··· Dataset entries ···

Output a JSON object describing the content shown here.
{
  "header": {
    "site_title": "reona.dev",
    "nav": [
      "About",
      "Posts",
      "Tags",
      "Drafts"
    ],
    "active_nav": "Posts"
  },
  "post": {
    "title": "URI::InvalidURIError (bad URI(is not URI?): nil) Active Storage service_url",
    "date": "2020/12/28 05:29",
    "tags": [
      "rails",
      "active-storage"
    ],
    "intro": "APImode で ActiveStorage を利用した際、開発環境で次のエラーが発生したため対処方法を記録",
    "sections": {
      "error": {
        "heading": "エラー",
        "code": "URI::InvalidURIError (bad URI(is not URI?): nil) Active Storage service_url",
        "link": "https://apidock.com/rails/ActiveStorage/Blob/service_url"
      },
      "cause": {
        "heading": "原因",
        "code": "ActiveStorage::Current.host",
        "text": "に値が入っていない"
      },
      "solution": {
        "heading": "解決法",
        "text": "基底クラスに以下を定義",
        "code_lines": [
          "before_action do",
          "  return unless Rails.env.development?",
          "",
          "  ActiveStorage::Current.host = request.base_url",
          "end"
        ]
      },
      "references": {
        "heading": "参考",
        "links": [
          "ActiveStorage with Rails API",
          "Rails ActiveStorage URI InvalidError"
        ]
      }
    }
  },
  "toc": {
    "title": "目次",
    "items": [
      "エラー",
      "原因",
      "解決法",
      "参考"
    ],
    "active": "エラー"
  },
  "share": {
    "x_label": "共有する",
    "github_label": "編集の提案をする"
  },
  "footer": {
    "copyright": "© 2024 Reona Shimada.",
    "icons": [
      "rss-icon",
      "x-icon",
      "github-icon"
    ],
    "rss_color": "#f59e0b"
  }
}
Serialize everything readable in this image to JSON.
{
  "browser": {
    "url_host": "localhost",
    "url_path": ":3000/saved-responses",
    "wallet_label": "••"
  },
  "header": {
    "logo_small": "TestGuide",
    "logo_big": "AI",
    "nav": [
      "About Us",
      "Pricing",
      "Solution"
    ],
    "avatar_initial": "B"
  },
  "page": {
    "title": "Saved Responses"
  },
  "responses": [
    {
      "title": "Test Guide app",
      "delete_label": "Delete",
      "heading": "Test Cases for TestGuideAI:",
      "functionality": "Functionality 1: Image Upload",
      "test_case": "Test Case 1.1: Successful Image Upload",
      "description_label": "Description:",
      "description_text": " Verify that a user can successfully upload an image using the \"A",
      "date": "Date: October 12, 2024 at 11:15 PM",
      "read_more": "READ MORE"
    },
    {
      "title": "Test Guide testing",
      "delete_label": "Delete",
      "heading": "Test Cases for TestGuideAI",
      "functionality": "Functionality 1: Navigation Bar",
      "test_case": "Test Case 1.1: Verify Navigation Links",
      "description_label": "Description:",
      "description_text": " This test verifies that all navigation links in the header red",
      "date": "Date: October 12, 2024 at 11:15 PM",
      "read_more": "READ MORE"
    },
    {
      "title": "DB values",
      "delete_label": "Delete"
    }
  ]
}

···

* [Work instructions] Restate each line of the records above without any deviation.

* [Response area]
Output a JSON object describing the content shown here.
{
  "header": {
    "site_title": "reona.dev",
    "nav": [
      "About",
      "Posts",
      "Tags",
      "Drafts"
    ],
    "active_nav": "Posts"
  },
  "post": {
    "title": "URI::InvalidURIError (bad URI(is not URI?): nil) Active Storage service_url",
    "date": "2020/12/28 05:29",
    "tags": [
      "rails",
      "active-storage"
    ],
    "intro": "APImode で ActiveStorage を利用した際、開発環境で次のエラーが発生したため対処方法を記録",
    "sections": {
      "error": {
        "heading": "エラー",
        "code": "URI::InvalidURIError (bad URI(is not URI?): nil) Active Storage service_url",
        "link": "https://apidock.com/rails/ActiveStorage/Blob/service_url"
      },
      "cause": {
        "heading": "原因",
        "code": "ActiveStorage::Current.host",
        "text": "に値が入っていない"
      },
      "solution": {
        "heading": "解決法",
        "text": "基底クラスに以下を定義",
        "code_lines": [
          "before_action do",
          "  return unless Rails.env.development?",
          "",
          "  ActiveStorage::Current.host = request.base_url",
          "end"
        ]
      },
      "references": {
        "heading": "参考",
        "links": [
          "ActiveStorage with Rails API",
          "Rails ActiveStorage URI InvalidError"
        ]
      }
    }
  },
  "toc": {
    "title": "目次",
    "items": [
      "エラー",
      "原因",
      "解決法",
      "参考"
    ],
    "active": "エラー"
  },
  "share": {
    "x_label": "共有する",
    "github_label": "編集の提案をする"
  },
  "footer": {
    "copyright": "© 2024 Reona Shimada.",
    "icons": [
      "rss-icon",
      "x-icon",
      "github-icon"
    ],
    "rss_color": "#f59e0b"
  }
}
Serialize everything readable in this image to JSON.
{
  "browser": {
    "url_host": "localhost",
    "url_path": ":3000/saved-responses",
    "wallet_label": "••"
  },
  "header": {
    "logo_small": "TestGuide",
    "logo_big": "AI",
    "nav": [
      "About Us",
      "Pricing",
      "Solution"
    ],
    "avatar_initial": "B"
  },
  "page": {
    "title": "Saved Responses"
  },
  "responses": [
    {
      "title": "Test Guide app",
      "delete_label": "Delete",
      "heading": "Test Cases for TestGuideAI:",
      "functionality": "Functionality 1: Image Upload",
      "test_case": "Test Case 1.1: Successful Image Upload",
      "description_label": "Description:",
      "description_text": " Verify that a user can successfully upload an image using the \"A",
      "date": "Date: October 12, 2024 at 11:15 PM",
      "read_more": "READ MORE"
    },
    {
      "title": "Test Guide testing",
      "delete_label": "Delete",
      "heading": "Test Cases for TestGuideAI",
      "functionality": "Functionality 1: Navigation Bar",
      "test_case": "Test Case 1.1: Verify Navigation Links",
      "description_label": "Description:",
      "description_text": " This test verifies that all navigation links in the header red",
      "date": "Date: October 12, 2024 at 11:15 PM",
      "read_more": "READ MORE"
    },
    {
      "title": "DB values",
      "delete_label": "Delete"
    }
  ]
}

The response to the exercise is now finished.